Peru protests move to president’s doorstep
Reuters in Lima
After struggling for months to defuse protests against mining companies in far-flung provinces, President Ollanta Humala is now facing strikes in the capital by teachers and doctors who want a piece of Peru’s record fiscal surplus.
Thousands of teachers from two factions of the national teachers union marched in Lima on Wednesday to demand big wage increases after a decade without raises, while many of the 14,000 doctors who work for the Health Ministry participated in a walkout that has meant patients have to wait in long lines.
Humala tried to forestall the teachers’ strike by sending a bill to Congress that would reform pay scales, but the legislature has yet to act and he has not been able to persuade impatient union members to stay on the job.
“This is in the hands of Congress. We hope they resolve it as soon as possible. The ball is in their court,” he told reporters on Wednesday.
On Tuesday, after police clashed with rock-throwing teachers and doctors pushed through a police cordon at a hospital, a frustrated Prime Minister Juan Jimenez said, “The strike makes no sense.”
The protests in Lima have put renewed pressure on Humala after the president enjoyed several weeks of relative quiet following a cabinet shuffle he carried out in July to calm anti-mining strife.
Humala’s approval rating has hovered around 40 per cent for the past three months after falling from highs of more than 60 per cent when he took office.
Pay increases for doctors depend solely on Humala’s cabinet and do not need congressional approval.
“We are open to dialogue, but under favourable conditions, without violence, blackmail or threats,” Health Minister Midori de Habich said.
Leaders of the strikes have complained that Peru’s economic boom over the past decade, which pushed average annual growth to around 6 per cent, has yet to benefit them.
Now, with a fiscal surplus that hit 7 per cent of gross domestic product in the first half of this year and central bank reserves that swelled to $60 billion, the unions are asking for what they see as their fair share.

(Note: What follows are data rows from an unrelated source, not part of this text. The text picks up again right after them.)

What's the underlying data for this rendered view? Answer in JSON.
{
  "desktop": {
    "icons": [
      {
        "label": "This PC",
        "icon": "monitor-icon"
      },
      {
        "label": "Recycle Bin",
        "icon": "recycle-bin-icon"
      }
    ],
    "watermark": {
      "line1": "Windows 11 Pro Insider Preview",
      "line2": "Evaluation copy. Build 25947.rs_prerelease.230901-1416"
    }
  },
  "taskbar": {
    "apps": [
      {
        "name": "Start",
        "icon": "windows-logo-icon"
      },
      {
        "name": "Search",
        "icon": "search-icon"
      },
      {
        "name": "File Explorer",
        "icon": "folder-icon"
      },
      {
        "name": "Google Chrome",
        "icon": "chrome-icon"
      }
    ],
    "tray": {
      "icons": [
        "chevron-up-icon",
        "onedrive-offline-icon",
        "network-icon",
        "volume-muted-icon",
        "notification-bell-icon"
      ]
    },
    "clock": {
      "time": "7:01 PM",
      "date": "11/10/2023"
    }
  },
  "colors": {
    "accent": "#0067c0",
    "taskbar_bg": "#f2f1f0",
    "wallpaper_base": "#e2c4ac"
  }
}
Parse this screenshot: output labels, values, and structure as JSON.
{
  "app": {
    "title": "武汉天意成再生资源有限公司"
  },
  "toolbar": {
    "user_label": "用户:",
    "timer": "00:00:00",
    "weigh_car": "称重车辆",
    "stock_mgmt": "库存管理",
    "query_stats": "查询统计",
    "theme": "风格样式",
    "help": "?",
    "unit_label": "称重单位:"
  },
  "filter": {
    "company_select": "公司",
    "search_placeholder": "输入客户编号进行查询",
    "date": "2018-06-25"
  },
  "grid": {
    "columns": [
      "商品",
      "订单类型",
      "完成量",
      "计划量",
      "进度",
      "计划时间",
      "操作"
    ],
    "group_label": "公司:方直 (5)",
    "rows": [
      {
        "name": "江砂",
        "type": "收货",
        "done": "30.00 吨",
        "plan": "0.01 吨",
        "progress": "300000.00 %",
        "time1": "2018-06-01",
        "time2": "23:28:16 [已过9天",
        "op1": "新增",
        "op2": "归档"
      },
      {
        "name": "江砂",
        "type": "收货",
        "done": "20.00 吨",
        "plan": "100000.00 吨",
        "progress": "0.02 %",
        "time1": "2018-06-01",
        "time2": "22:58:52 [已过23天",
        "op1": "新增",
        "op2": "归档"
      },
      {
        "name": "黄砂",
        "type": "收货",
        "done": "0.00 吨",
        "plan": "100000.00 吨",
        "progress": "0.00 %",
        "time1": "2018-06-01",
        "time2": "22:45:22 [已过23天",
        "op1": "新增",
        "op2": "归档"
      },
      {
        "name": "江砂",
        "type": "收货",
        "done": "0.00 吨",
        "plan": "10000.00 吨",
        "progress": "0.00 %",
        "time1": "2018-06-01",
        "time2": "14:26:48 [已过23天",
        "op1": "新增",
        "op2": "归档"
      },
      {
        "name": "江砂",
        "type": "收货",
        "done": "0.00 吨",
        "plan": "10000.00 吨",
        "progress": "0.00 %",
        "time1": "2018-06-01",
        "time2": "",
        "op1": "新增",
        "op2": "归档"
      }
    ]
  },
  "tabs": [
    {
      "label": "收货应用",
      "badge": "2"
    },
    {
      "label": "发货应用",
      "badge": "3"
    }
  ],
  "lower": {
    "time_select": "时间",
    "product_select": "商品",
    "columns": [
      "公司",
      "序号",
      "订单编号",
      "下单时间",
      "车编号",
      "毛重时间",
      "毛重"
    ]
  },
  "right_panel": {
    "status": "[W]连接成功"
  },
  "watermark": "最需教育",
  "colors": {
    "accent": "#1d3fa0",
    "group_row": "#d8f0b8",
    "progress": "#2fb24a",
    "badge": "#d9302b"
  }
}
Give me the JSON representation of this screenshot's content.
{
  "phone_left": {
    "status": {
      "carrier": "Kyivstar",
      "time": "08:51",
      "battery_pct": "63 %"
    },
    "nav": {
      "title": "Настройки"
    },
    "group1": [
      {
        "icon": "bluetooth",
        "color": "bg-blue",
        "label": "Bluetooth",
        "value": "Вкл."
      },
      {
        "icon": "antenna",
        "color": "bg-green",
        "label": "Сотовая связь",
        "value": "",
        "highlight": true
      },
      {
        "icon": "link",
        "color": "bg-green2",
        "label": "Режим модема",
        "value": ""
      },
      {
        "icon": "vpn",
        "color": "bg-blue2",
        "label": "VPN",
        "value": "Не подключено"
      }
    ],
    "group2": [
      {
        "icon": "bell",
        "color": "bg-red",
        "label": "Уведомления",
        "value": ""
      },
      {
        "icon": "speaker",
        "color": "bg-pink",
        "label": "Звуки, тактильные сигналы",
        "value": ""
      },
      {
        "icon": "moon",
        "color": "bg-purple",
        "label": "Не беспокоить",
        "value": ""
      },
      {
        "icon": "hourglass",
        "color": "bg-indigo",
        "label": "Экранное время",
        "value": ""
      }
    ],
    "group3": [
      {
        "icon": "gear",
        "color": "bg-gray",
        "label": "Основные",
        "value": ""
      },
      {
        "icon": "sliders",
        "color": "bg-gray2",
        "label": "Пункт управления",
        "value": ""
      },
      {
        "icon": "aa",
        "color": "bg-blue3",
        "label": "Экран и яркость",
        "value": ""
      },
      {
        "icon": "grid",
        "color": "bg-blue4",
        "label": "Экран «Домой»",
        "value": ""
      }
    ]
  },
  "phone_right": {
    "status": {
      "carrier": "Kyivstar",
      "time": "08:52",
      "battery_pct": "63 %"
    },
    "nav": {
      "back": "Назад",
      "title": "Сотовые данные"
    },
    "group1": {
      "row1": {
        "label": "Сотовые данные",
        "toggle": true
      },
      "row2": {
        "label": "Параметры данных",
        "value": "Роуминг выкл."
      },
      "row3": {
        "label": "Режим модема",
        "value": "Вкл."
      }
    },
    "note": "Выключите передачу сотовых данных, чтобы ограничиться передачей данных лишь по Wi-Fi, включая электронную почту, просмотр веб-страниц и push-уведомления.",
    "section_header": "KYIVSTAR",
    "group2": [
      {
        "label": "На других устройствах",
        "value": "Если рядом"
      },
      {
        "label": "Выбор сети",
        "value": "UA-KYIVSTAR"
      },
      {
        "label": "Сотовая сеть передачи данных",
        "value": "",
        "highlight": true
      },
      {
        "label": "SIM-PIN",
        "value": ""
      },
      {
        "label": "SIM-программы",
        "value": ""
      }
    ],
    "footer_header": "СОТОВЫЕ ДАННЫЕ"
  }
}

“We demand a financial rescue for our sector to give better attention and a new salary structure. We can’t continue with these salaries,” the head of the health workers’ union, Cesar Palomino, said on Saturday.
Doctors want their monthly pay doubled or more. The current pay scale runs from 850 soles (or US$327) to 3,400 soles.
Palomino said the strike has affected some 170 hospitals and 1,500 clinics, many of which offer emergency-only services.
Teachers want their wages doubled from an average of 1,200 soles a month. The government has accused at least one faction of the teachers union of being led by far-left radicals.
At least 15 people have been killed in conflicts over natural resources in the interior of the country since Humala took office in July last year.
Critics of mining companies have said they do not bring enough direct economic benefits to poor rural towns, soak up scarce water supplies, or cause pollution. The government says mines generate exports, tax revenues and jobs.
Johnson Salvador, a 46-year-old teacher who left his classroom in the rural province of Tarma empty to join daily protests in the capital, said he voted for Humala because he promised to support workers and the poor.
“But he’s turned out to be just another puppet,” he said as he and other protesters blocked a main avenue near Congress on Wednesday. “If he really wanted to improve education he would raise the education budget and worry about people in this country that have been forgotten.”